Next, you will receive an injection of cosyntropin, a synthetic portion of ACTH. This hormone should trigger the adrenal glands to produce cortisol. You will then wait for about an hour while your body reacts to the cosyntropin injection.
After this hour is up, your healthcare provider will take a second blood sample. This sample will reflect your cortisol levels after your body has had time to react to the injection.
Both of your blood samples will be tested for their cortisol levels. You will typically get the results of your ACTH stimulation test in one to two weeks.
Your blood cortisol levels after the ATCH stimulation should be greater than 18 to 20 micrograms per deciliter (mcg/dL), according to the National Institutes of Health (NIH). However, normal results may vary slightly, so talk to your doctor if you are concerned.
Blood cortisol levels below the acceptable range following stimulation are considered low. These abnormal results on the ATCH stimulation test may mean that you have an adrenal condition such as acute adrenal crisis, Addison’s disease, hypopituitarism, or pituitary tumors. Blood cortisol levels above the expected range following ACTH stimulation maybe consistent with Cushing’s and further testing will be required to confirm this diagnosis. All causes of abnormal result must be ruled out and because this testing can be complicated, you should talk to your doctor about how to proceed.
Slight risks are present any time you have blood drawn.
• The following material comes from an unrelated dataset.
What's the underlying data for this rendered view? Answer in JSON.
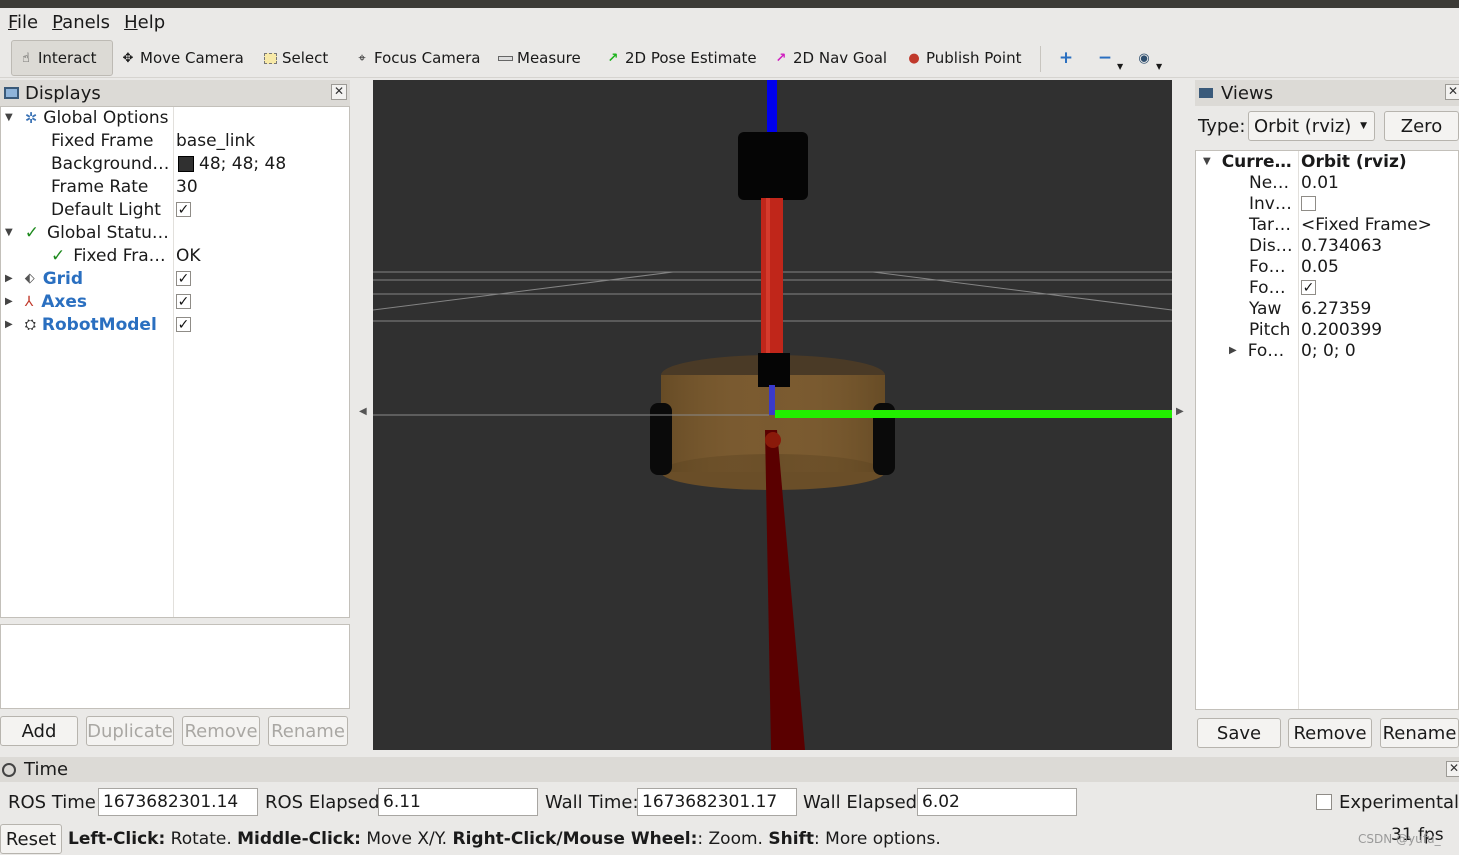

These include:
You will probably feel mild to moderate pain when the needle is inserted. You might also feel throbbing in the puncture site after the needle has been removed, there may be mild bleeding following withdrawal of the needle, and you could develop a small bruise in the area. All of these symptoms are self-limited and do not cause any serious lasting effects.